» **What to do**
All of the data below must be reproduced word for word, but without its images.

Dataset rows describing interfaces
───
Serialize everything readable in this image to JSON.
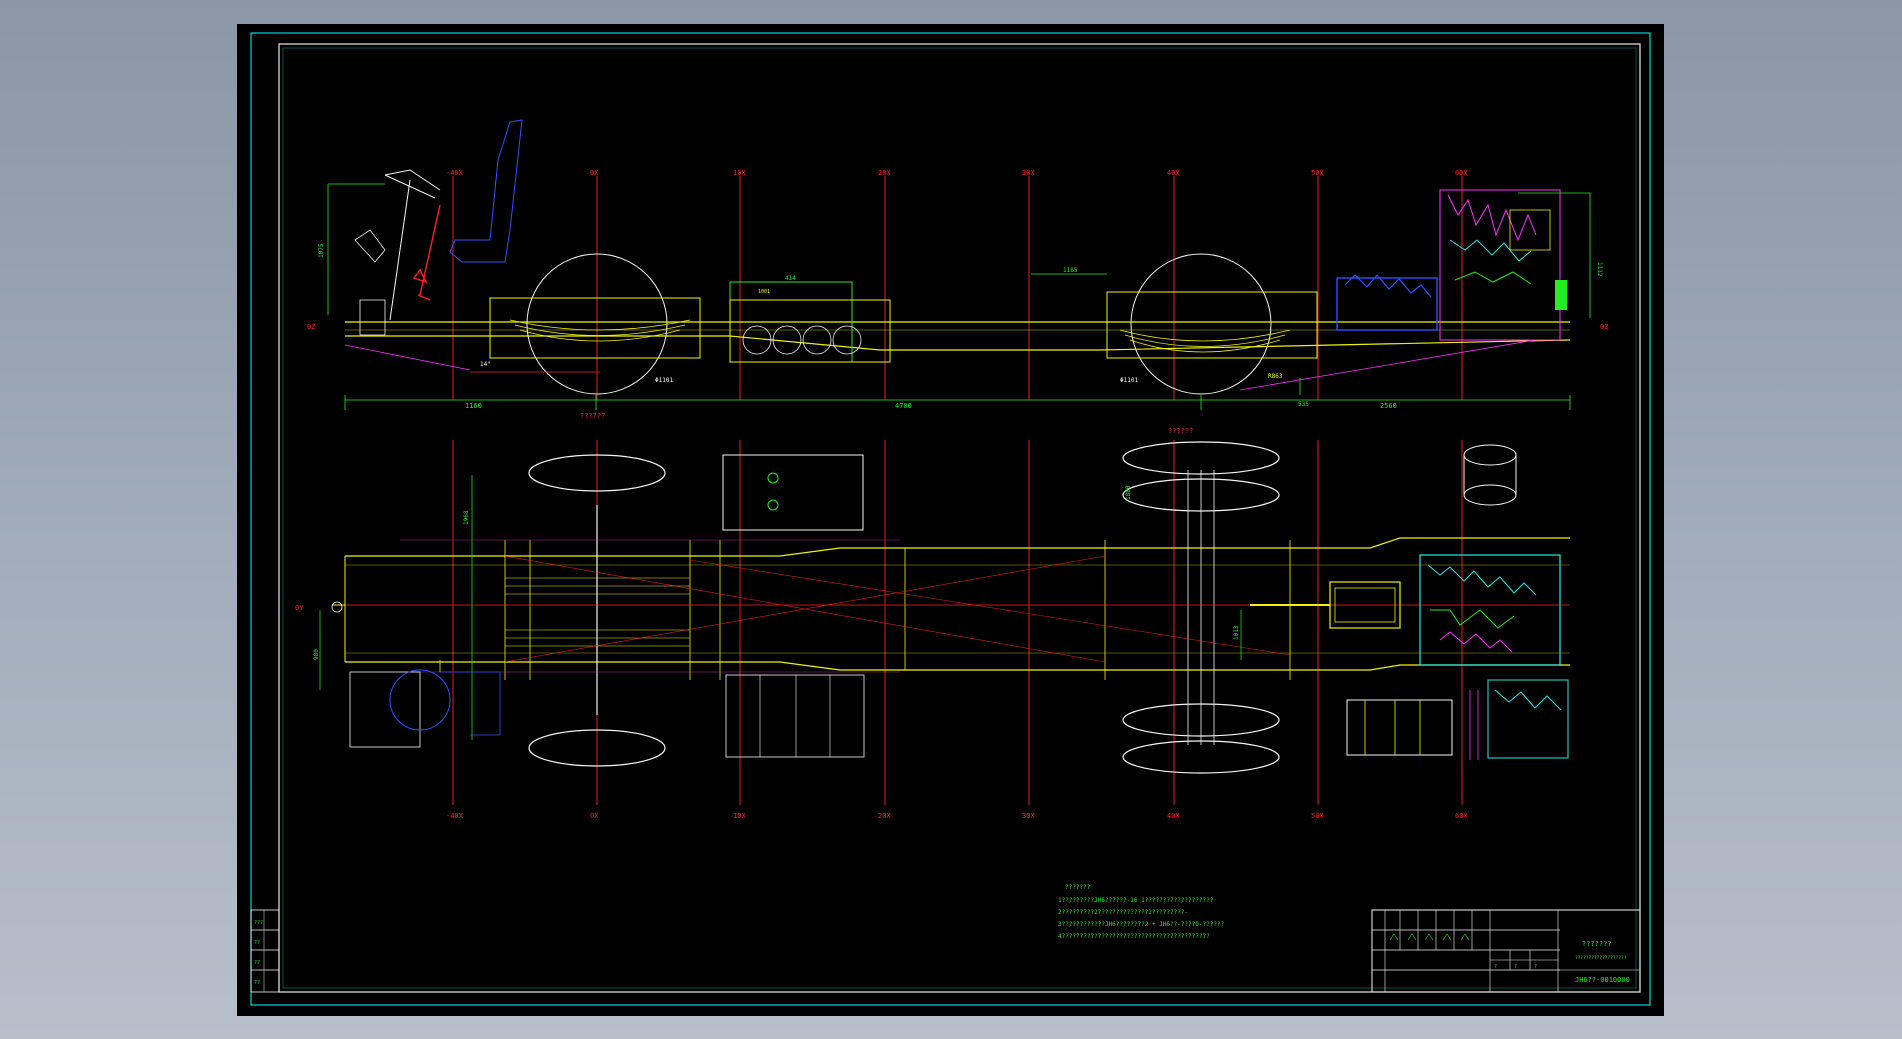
{
  "drawing": {
    "top_station_labels": [
      "-40X",
      "0X",
      "10X",
      "20X",
      "30X",
      "40X",
      "50X",
      "60X"
    ],
    "bottom_station_labels": [
      "-40X",
      "0X",
      "10X",
      "20X",
      "30X",
      "40X",
      "50X",
      "60X"
    ],
    "side_view": {
      "left_datum": "0Z",
      "right_datum": "0Z",
      "dim_overall": "??????",
      "dim_front": "1160",
      "dim_wheelbase": "4700",
      "dim_rear": "2560",
      "dim_small": "535",
      "dim_seat_height": "1075",
      "dim_engine_height": "1112",
      "dim_tank": "414",
      "dim_tank_inner": "1001",
      "dim_offset": "1185",
      "dim_angle": "14°",
      "dim_tire_front": "Φ1101",
      "dim_tire_rear": "Φ1101",
      "dim_radius": "R863"
    },
    "plan_view": {
      "left_datum": "0Y",
      "center_label": "??????",
      "dim_track": "980",
      "dim_width": "1013",
      "dim_front_track": "1968",
      "dim_rear_track": "1800"
    },
    "notes": {
      "heading": "???????",
      "lines": [
        "1?????????JH6??????-16  1???????????????????",
        "2?????????2??????????????2?????????-",
        "3????????????JH6????????2 + JH6??-????0-??????",
        "4?????????????????????????????????????????"
      ]
    },
    "title_block": {
      "project_title": "???????",
      "subtitle": "???????????????????",
      "drawing_number": "JH6??-0010000",
      "weight_label": "?",
      "scale_label": "?",
      "sheet_label": "?"
    },
    "revision_block": {
      "labels": [
        "???",
        "??",
        "??",
        "??"
      ]
    }
  },
  "colors": {
    "background": "#000000",
    "frame": "#00d7d7",
    "yellow": "#f2f200",
    "red": "#ff2020",
    "green": "#22ee22",
    "magenta": "#ff30ff",
    "blue": "#3050ff",
    "white": "#f4f4f4",
    "cyan": "#28e8e8"
  }
}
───
» **Solution below**
Serialize everything readable in this image to JSON.
{
  "drawing": {
    "top_station_labels": [
      "-40X",
      "0X",
      "10X",
      "20X",
      "30X",
      "40X",
      "50X",
      "60X"
    ],
    "bottom_station_labels": [
      "-40X",
      "0X",
      "10X",
      "20X",
      "30X",
      "40X",
      "50X",
      "60X"
    ],
    "side_view": {
      "left_datum": "0Z",
      "right_datum": "0Z",
      "dim_overall": "??????",
      "dim_front": "1160",
      "dim_wheelbase": "4700",
      "dim_rear": "2560",
      "dim_small": "535",
      "dim_seat_height": "1075",
      "dim_engine_height": "1112",
      "dim_tank": "414",
      "dim_tank_inner": "1001",
      "dim_offset": "1185",
      "dim_angle": "14°",
      "dim_tire_front": "Φ1101",
      "dim_tire_rear": "Φ1101",
      "dim_radius": "R863"
    },
    "plan_view": {
      "left_datum": "0Y",
      "center_label": "??????",
      "dim_track": "980",
      "dim_width": "1013",
      "dim_front_track": "1968",
      "dim_rear_track": "1800"
    },
    "notes": {
      "heading": "???????",
      "lines": [
        "1?????????JH6??????-16  1???????????????????",
        "2?????????2??????????????2?????????-",
        "3????????????JH6????????2 + JH6??-????0-??????",
        "4?????????????????????????????????????????"
      ]
    },
    "title_block": {
      "project_title": "???????",
      "subtitle": "???????????????????",
      "drawing_number": "JH6??-0010000",
      "weight_label": "?",
      "scale_label": "?",
      "sheet_label": "?"
    },
    "revision_block": {
      "labels": [
        "???",
        "??",
        "??",
        "??"
      ]
    }
  },
  "colors": {
    "background": "#000000",
    "frame": "#00d7d7",
    "yellow": "#f2f200",
    "red": "#ff2020",
    "green": "#22ee22",
    "magenta": "#ff30ff",
    "blue": "#3050ff",
    "white": "#f4f4f4",
    "cyan": "#28e8e8"
  }
}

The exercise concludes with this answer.